“Our goal is to translate this technology and design into a rugged and easy-to-use device that we would give away for free to clinics. The only costs involved with using the Integrascope would be in the drop of particles and a small piece of a superhydrophobic surface – about $1 to $2 dollars,” Garcia said.
With the repeated and more frequent spread of infectious diseases around the globe, it’s becoming more critical to have good diagnostic systems in poor countries so proper treatment can be provided rapidly – and so that there is a global early-warning system to alert the public if new and significant outbreaks of disease emerge, Garcia said.
To help accomplish that, Garcia and Schneider are teaming with nanotechnology experts Vladimiro Mujica and Manuel Marquez.
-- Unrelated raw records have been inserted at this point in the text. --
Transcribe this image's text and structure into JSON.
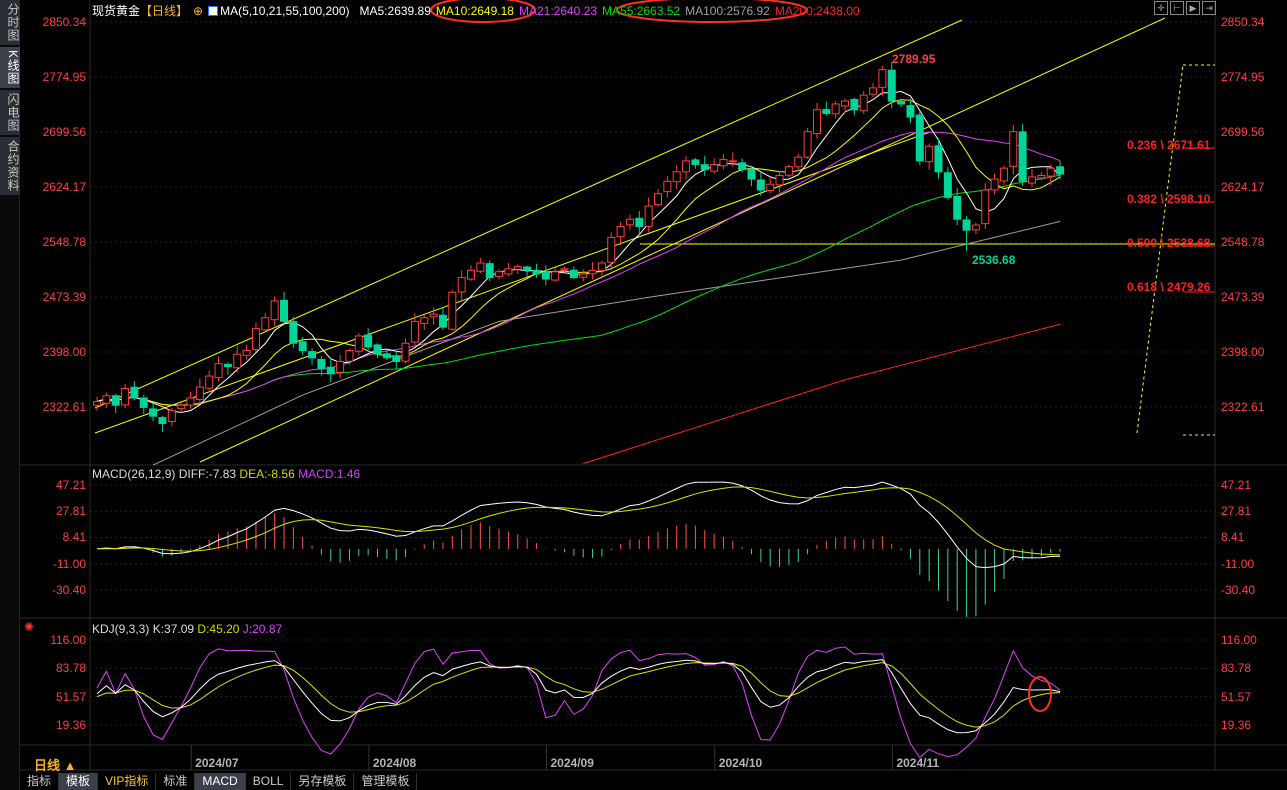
{
  "sidebar": {
    "tabs": [
      {
        "label": "分时图"
      },
      {
        "label": "K线图",
        "active": true
      },
      {
        "label": "闪电图"
      },
      {
        "label": "合约资料"
      }
    ]
  },
  "header": {
    "symbol": "现货黄金",
    "period": "【日线】",
    "ma_label": "MA(5,10,21,55,100,200)",
    "ma5": "MA5:2639.89",
    "ma10": "MA10:2649.18",
    "ma21": "MA21:2640.23",
    "ma55": "MA55:2663.52",
    "ma100": "MA100:2576.92",
    "ma200": "MA200:2438.00"
  },
  "colors": {
    "up": "#ff3c3c",
    "down": "#00d49a",
    "ma5": "#ffffff",
    "ma10": "#ffff00",
    "ma21": "#e040fb",
    "ma55": "#00e000",
    "ma100": "#a0a0a0",
    "ma200": "#ff2020",
    "axis": "#ff3c46"
  },
  "price_axis": [
    "2850.34",
    "2774.95",
    "2699.56",
    "2624.17",
    "2548.78",
    "2473.39",
    "2398.00",
    "2322.61"
  ],
  "macd_axis": [
    "47.21",
    "27.81",
    "8.41",
    "-11.00",
    "-30.40"
  ],
  "kdj_axis": [
    "116.00",
    "83.78",
    "51.57",
    "19.36"
  ],
  "annotations": {
    "high": "2789.95",
    "low": "2536.68"
  },
  "fib": [
    "0.236 \\ 2671.61",
    "0.382 \\ 2598.10",
    "0.500 \\ 2538.68",
    "0.618 \\ 2479.26"
  ],
  "macd": {
    "label": "MACD(26,12,9)",
    "diff": "DIFF:-7.83",
    "dea": "DEA:-8.56",
    "macd": "MACD:1.46"
  },
  "kdj": {
    "label": "KDJ(9,3,3)",
    "k": "K:37.09",
    "d": "D:45.20",
    "j": "J:20.87"
  },
  "period_selector": "日线 ▲",
  "dates": [
    {
      "label": "2024/07",
      "index": 12
    },
    {
      "label": "2024/08",
      "index": 31
    },
    {
      "label": "2024/09",
      "index": 50
    },
    {
      "label": "2024/10",
      "index": 68
    },
    {
      "label": "2024/11",
      "index": 87
    }
  ],
  "bottom_tabs": [
    {
      "label": "指标"
    },
    {
      "label": "模板",
      "on": true
    },
    {
      "label": "VIP指标",
      "vip": true
    },
    {
      "label": "标准"
    },
    {
      "label": "MACD",
      "on": true
    },
    {
      "label": "BOLL"
    },
    {
      "label": "另存模板"
    },
    {
      "label": "管理模板"
    }
  ],
  "chart_data": {
    "type": "candlestick",
    "title": "现货黄金 日线",
    "closes": [
      2330,
      2338,
      2325,
      2348,
      2335,
      2322,
      2310,
      2300,
      2318,
      2325,
      2335,
      2350,
      2365,
      2382,
      2378,
      2395,
      2400,
      2430,
      2445,
      2468,
      2440,
      2410,
      2400,
      2390,
      2375,
      2368,
      2385,
      2400,
      2420,
      2405,
      2395,
      2390,
      2385,
      2410,
      2440,
      2445,
      2450,
      2432,
      2480,
      2500,
      2510,
      2520,
      2500,
      2508,
      2512,
      2515,
      2510,
      2505,
      2498,
      2508,
      2512,
      2500,
      2505,
      2510,
      2520,
      2555,
      2570,
      2580,
      2570,
      2598,
      2615,
      2632,
      2645,
      2660,
      2655,
      2648,
      2655,
      2662,
      2660,
      2648,
      2635,
      2620,
      2628,
      2640,
      2652,
      2665,
      2700,
      2730,
      2725,
      2738,
      2742,
      2730,
      2750,
      2760,
      2785,
      2742,
      2738,
      2720,
      2660,
      2680,
      2645,
      2610,
      2580,
      2565,
      2572,
      2620,
      2635,
      2650,
      2700,
      2632,
      2638,
      2640,
      2650,
      2642
    ],
    "ma100_trace": [
      [
        6,
        2243
      ],
      [
        22,
        2339
      ],
      [
        43,
        2440
      ],
      [
        60,
        2475
      ],
      [
        86,
        2524
      ],
      [
        103,
        2577
      ]
    ],
    "ma200_trace": [
      [
        52,
        2245
      ],
      [
        80,
        2360
      ],
      [
        103,
        2436
      ]
    ],
    "ylim": [
      2322.61,
      2850.34
    ]
  }
}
They hope to establish collaborations with Latin American universities, government leaders and entrepreneurs to develop the new diagnostic device.
“We believe a joint U.S.-Latin America technology development effort will spark economic activity that will benefit both regions and prevent disease outbreaks and social unrest in our part of the world”, said Mujica, a professor in the Department of Chemistry and Biochemistry in ASU’s College of Liberal Arts & Sciences.
Marquez, an entrepreneur and adjunct faculty member in the School of Biological and Health Systems Engineering, is president and research leader of the company YNANO. The company specializes in droplet-nanoengineering for biomedical applications, including Integrascope for disease diagnosis.
“I’m excited about the potential for this device, and that students can be directly engaged in the research and development process,” Marquez said. “I’ve devoted more than a decade of my career to enabling engineers and scientists to rapidly apply their basic discoveries to solving real-life problems.”